Hotels in Athens

Though not in the crushing center of Athens, this expansive boutique hotel offers much more than just back-door entry to the Acropolis.

The best views are of the 76 rooms themselves at this witty and whimsical graffiti-artist-decorated boutique hotel.

At Fresh Hotel, color is key: hot pinks, neon oranges, and cherry reds pop up everywhere, from the check-in desk to the bedside vases. The hotel’s 133 rooms follow the standard minimalist guidelines—plastic furniture, Eames chairs, and Artemide bedside lighting.

Some of Greece’s most influential names—including Greek Vogue fashion director Michalis Pantos—are behind the design of this hotel. The 110 rooms (some fuchsia and dark green; others sky blue and brown) have faux tiger-skin rugs, while Room 415 is painted with a mural of winged angels.
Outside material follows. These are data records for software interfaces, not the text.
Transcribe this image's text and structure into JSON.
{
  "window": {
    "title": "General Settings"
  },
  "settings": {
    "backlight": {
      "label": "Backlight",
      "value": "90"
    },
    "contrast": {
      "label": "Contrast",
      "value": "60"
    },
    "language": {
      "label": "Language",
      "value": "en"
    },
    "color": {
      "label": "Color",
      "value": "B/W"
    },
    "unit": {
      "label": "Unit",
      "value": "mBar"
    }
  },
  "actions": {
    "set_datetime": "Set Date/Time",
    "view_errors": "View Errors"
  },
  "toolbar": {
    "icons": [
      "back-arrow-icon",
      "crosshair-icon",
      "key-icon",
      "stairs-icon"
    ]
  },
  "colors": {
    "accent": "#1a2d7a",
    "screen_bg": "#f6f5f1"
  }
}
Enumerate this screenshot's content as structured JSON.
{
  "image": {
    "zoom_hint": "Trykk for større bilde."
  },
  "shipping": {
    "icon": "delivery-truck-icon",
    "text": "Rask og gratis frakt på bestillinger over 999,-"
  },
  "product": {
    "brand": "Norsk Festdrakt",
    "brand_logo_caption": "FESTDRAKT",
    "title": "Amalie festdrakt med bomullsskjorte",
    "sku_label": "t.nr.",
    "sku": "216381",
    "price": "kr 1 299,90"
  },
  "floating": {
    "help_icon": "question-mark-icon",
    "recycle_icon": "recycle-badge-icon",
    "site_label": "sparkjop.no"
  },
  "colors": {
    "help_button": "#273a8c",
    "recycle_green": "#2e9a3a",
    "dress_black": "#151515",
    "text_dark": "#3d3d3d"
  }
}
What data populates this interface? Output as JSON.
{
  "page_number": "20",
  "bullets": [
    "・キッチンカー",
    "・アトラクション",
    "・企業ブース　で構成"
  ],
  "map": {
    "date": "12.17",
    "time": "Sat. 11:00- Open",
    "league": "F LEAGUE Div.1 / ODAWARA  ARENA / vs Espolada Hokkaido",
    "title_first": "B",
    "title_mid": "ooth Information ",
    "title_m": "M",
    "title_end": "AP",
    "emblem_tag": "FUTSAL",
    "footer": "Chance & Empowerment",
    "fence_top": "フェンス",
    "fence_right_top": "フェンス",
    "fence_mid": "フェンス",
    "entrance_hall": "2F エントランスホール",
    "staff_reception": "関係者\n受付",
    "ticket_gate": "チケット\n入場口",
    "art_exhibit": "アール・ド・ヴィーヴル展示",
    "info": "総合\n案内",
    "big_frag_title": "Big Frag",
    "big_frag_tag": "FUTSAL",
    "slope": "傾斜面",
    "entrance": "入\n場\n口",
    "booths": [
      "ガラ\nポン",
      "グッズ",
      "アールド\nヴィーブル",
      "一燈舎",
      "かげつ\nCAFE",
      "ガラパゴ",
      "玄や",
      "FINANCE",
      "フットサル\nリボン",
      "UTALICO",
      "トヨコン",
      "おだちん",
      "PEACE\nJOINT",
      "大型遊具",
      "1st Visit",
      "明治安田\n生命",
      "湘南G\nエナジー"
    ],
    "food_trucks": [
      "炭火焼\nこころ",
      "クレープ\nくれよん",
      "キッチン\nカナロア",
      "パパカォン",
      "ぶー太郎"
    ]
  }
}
The periscope mounted on top of this 21-room boutique hotel in elegant Kolonaki means even the ground-floor bar gets an aerial view of Athens (displayed on a TV screen).

Rooms in this 1898 former residence with ornate Rococo embellishments are romantic Belle Époque fantasies that fly in the face of minimalist chic. Even the location—opposite the Mitrópoli cathedral on the border of Plaka, with a pedestrian street on one side—is steeped in old Athens.

Austin Powers comes to mind upon entering this hotel, the brainchild of Greek modern-art collector Dakis Joannou and Egyptian-English interior-industrial designer Karim Rashid.

The modern rooms swathed in earthy colors live up to the hotel’s name and are brightened with accents of red, orange, and pink at this 11-room hotel, opened in 2006. Staff are unusually solicitous, offering coffee to be brought to your room at all hours.

The “art” in the hotel’s name may refer to the hotel’s proximity to the famed National Archaeological Museum or the paintings by Greek artists on the walls of the 30 rooms in this converted 1930 mansion. Rooms combine modern and Neoclassical (e.g., gilt-framed mirrors and contemporary bedding).

Athens’s landmark hotel is a local legend. During WWII, a busboy saved Winston Churchill’s life by disarming a bomb in the basement. Three separate actors who played James Bond have stayed here, as have royalty and various heads of state.